_Directions for this task_. Go through the records and copy each line where the word "Recol" occurs.
** Opening Information block **
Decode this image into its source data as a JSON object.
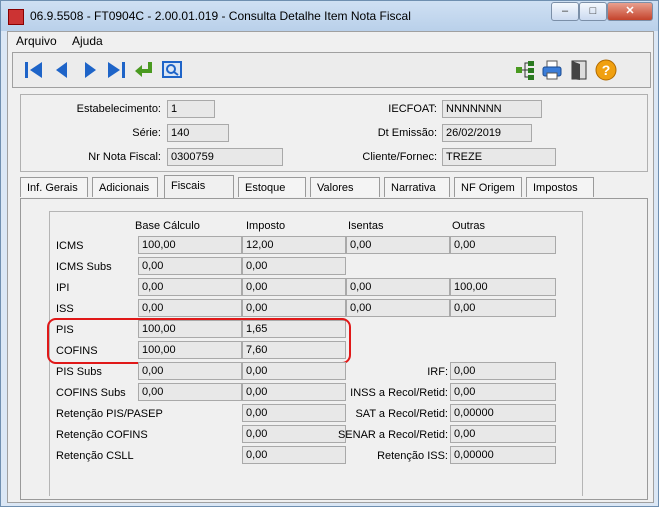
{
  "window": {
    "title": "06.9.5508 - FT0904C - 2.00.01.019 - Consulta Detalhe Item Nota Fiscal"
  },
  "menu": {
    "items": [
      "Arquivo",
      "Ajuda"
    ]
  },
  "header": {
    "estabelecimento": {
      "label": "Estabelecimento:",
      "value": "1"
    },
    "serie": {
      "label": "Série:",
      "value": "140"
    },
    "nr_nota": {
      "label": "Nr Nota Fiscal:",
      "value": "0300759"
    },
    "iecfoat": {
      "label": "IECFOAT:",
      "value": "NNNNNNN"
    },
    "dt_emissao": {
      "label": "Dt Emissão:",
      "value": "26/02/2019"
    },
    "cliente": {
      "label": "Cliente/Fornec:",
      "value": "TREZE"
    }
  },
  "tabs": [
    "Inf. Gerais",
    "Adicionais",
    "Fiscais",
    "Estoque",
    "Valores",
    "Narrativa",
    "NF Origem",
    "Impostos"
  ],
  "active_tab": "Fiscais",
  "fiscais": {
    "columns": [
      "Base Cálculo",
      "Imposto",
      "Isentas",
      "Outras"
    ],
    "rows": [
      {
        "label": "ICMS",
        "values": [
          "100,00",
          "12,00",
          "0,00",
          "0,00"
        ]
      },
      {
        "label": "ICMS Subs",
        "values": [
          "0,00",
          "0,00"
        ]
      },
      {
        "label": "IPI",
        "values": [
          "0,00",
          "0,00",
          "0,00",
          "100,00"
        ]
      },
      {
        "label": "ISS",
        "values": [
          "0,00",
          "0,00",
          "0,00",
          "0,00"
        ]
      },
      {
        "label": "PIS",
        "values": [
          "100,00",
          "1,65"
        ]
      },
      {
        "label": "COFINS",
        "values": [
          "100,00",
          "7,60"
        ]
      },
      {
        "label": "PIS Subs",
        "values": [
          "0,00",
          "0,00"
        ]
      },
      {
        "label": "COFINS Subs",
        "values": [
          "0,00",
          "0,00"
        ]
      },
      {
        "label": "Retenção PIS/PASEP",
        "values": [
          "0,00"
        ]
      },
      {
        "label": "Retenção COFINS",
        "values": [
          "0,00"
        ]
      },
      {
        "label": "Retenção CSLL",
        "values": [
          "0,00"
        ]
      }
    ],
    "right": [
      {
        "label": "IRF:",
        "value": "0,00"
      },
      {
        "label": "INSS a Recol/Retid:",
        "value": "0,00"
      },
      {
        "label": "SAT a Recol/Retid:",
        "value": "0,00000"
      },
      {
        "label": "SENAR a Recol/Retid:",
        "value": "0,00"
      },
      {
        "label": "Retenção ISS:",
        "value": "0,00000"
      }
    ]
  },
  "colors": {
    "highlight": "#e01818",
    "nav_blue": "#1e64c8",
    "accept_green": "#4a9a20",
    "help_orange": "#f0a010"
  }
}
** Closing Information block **
_Solution for this exercise_.
        "label": "INSS a Recol/Retid:",
        "label": "SAT a Recol/Retid:",
        "label": "SENAR a Recol/Retid:",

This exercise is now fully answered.